● Task objective
Copy out all lines from the entries below in which "arrow" occurs.

● Given information

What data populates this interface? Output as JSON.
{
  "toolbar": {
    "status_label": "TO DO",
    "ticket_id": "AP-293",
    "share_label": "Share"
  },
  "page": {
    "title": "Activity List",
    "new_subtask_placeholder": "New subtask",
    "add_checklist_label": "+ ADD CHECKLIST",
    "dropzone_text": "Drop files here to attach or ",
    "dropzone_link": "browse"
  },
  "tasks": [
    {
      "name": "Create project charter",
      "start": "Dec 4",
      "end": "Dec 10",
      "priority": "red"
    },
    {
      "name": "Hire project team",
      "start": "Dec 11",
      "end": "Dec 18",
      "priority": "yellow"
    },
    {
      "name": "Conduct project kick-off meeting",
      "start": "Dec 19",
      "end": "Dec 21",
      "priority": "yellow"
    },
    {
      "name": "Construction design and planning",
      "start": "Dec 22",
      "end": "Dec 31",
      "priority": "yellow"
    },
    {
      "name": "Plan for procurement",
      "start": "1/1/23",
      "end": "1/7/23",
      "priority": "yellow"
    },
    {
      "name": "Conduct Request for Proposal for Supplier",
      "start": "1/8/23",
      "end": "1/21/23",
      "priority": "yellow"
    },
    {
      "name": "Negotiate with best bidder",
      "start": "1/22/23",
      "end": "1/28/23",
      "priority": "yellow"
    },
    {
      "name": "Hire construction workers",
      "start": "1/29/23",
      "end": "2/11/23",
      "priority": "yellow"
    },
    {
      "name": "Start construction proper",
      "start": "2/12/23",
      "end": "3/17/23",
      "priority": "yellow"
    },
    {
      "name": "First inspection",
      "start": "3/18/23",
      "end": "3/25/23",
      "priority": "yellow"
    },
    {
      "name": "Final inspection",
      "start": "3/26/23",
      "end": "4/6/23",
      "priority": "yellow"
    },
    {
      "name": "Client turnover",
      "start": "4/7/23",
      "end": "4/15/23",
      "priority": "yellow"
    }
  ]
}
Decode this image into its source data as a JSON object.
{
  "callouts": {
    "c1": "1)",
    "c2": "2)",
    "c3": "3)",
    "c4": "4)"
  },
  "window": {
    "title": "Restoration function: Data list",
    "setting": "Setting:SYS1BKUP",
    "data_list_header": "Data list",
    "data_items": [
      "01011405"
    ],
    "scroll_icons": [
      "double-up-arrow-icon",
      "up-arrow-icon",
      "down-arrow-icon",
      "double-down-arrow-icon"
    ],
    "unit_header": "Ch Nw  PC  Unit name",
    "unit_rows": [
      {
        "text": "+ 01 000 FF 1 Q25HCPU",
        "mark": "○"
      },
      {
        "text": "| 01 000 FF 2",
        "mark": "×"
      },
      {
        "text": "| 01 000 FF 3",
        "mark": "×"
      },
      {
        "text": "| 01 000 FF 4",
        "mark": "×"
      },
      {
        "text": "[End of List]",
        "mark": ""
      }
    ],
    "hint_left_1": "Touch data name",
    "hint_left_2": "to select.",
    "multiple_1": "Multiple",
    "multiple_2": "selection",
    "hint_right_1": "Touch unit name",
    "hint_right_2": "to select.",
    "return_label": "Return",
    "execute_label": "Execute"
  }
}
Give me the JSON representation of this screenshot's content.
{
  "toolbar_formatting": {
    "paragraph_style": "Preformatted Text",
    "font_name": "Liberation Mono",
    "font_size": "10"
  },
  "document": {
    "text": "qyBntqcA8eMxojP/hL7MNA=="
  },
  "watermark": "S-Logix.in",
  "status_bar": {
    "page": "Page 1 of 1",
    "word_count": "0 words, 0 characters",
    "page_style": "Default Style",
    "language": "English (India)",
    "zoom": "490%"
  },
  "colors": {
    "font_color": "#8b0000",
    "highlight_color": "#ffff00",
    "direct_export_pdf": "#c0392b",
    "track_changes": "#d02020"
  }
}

● Task output
      "double-up-arrow-icon",
      "up-arrow-icon",
      "down-arrow-icon",
      "double-down-arrow-icon"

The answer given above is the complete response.